When asked if he enjoyed the challenge of finding a new kicker after working with Nystrom for four seasons, Adamle was emphatic in his response.
“It’s not fun,” he said. “I like it a lot better when you know what you’re getting.”
Brett Angel covers football and welcomes comments at [email protected]
Senior wide receiver Aaron Hosack salivates just at the thought of the two- and three-running back sets Minnesota’s football team plans to implement this season.
“We’re not taking a back seat, Hosack said. “Obviously, our running game is our forte. You can guarantee that teams will be putting 10 guys in the box, leaving man-on-man coverage for the receivers. Oh, hell yeah that makes me drool.”
Three running backs figure heavily into the Gophers’ offense this season. Terry Jackson II is coming off a 1,300-yard season, Thomas Tapeh finally approached his pre-college billing and Marion Barber III averaged 6.3 yards per carry in 2001 before being granted a medical redshirt last season with a hamstring injury.
But most of the important elements remain and one has been supplemented for a passing game which finished ninth in the Big Ten last season.
Hosack’s 649 receiving yards led the team in 2002. Averaging 22.4 yards per reception a season ago, the junior-college transfer’s big-play ability figures to be imperative to a run-heavy offense.
Gophers co-captain Ben Utecht caught six touchdowns at tight end for the team last year, despite battling injury throughout the season.
Both Utecht and fellow captain quarterback Asad Abdul-Khaliq begin this season with hopes of a healthy 2003.
Abdul-Khaliq continued to improve last season, tossing for over 2,000 yards and 19 touchdowns on 11 interceptions. The fifth-year senior also represents a fourth running threat out of the backfield, scoring five touchdowns on his feet last year.
The condition of those feet should bode well for the Gophers’ passing game this year as well.
“I haven’t felt this healthy since the first half of the Purdue game (Sept. 28) last season,” Abdul-Khaliq said. “Somebody rolled on my ankle and messed it up pretty bad. It was never 100 percent again until this summer.
“Ben Utecht is healthy, and everybody is 100 percent now.”
After nabbing top junior-college wide receiver Paris Hamilton in the offseason, the passing game was dealt a blow this summer when he hurt his leg “playing around” in summer workouts.

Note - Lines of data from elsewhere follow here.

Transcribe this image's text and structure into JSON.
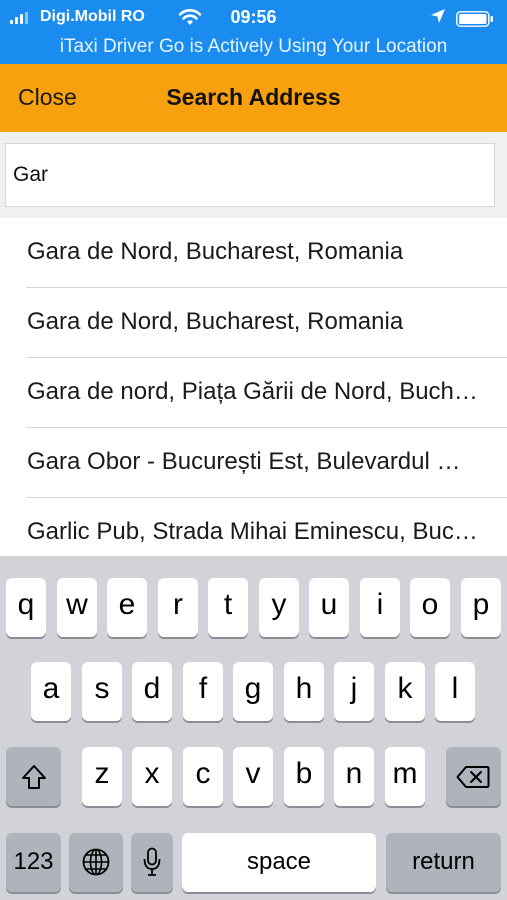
{
  "status_bar": {
    "carrier": "Digi.Mobil RO",
    "time": "09:56",
    "location_banner": "iTaxi Driver Go is Actively Using Your Location",
    "icons": [
      "signal-icon",
      "wifi-icon",
      "location-arrow-icon",
      "battery-icon"
    ]
  },
  "nav": {
    "close_label": "Close",
    "title": "Search Address"
  },
  "search": {
    "value": "Gar"
  },
  "results": [
    "Gara de Nord, Bucharest, Romania",
    "Gara de Nord, Bucharest, Romania",
    "Gara de nord, Piața Gării de Nord, Bucharest, Romania",
    "Gara Obor - București Est, Bulevardul Gării Obor, Bucharest",
    "Garlic Pub, Strada Mihai Eminescu, Bucharest"
  ],
  "keyboard": {
    "row1": [
      "q",
      "w",
      "e",
      "r",
      "t",
      "y",
      "u",
      "i",
      "o",
      "p"
    ],
    "row2": [
      "a",
      "s",
      "d",
      "f",
      "g",
      "h",
      "j",
      "k",
      "l"
    ],
    "row3": [
      "z",
      "x",
      "c",
      "v",
      "b",
      "n",
      "m"
    ],
    "numbers_label": "123",
    "space_label": "space",
    "return_label": "return",
    "icons": [
      "shift-icon",
      "backspace-icon",
      "globe-icon",
      "microphone-icon"
    ]
  },
  "colors": {
    "status_bar": "#1a8cf0",
    "nav_bar": "#f7a10f",
    "keyboard_bg": "#d1d3d9"
  }
}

The athletic junior from Tyler Junior College in Texas underwent knee surgery in mid-July. The doctors haven’t been able to pinpoint even a hopeful return date as of yet.
“They haven’t told me anything (about my return date),” Hamilton said. “I’ve just got to go through rehab one day at a time. I haven’t been thinking about not playing this year or playing this year.”
Coach Glen Mason laments that redshirting a junior-college transfer like Hamilton is not an option. But the Gophers’ headman has all the confidence in his medical staff to get him prepared to contribute as soon as possible.
For now, Hamilton has been limited to running “straight up and down” and avoiding cuts.
With a team-best 4.5-second 40-yard dash time and 24.0 yards-per-catch average in junior college, Hamilton is sure to join Hosack in stretching defenses when he heals.
As for now, all he can do is run and stretch his legs. The catching will come, though.
“Things will be better,” Hamilton said confidently.
If his prediction holds true, so should the Gophers’ offense.
Aaron Blake covers football and welcomes comments at [email protected]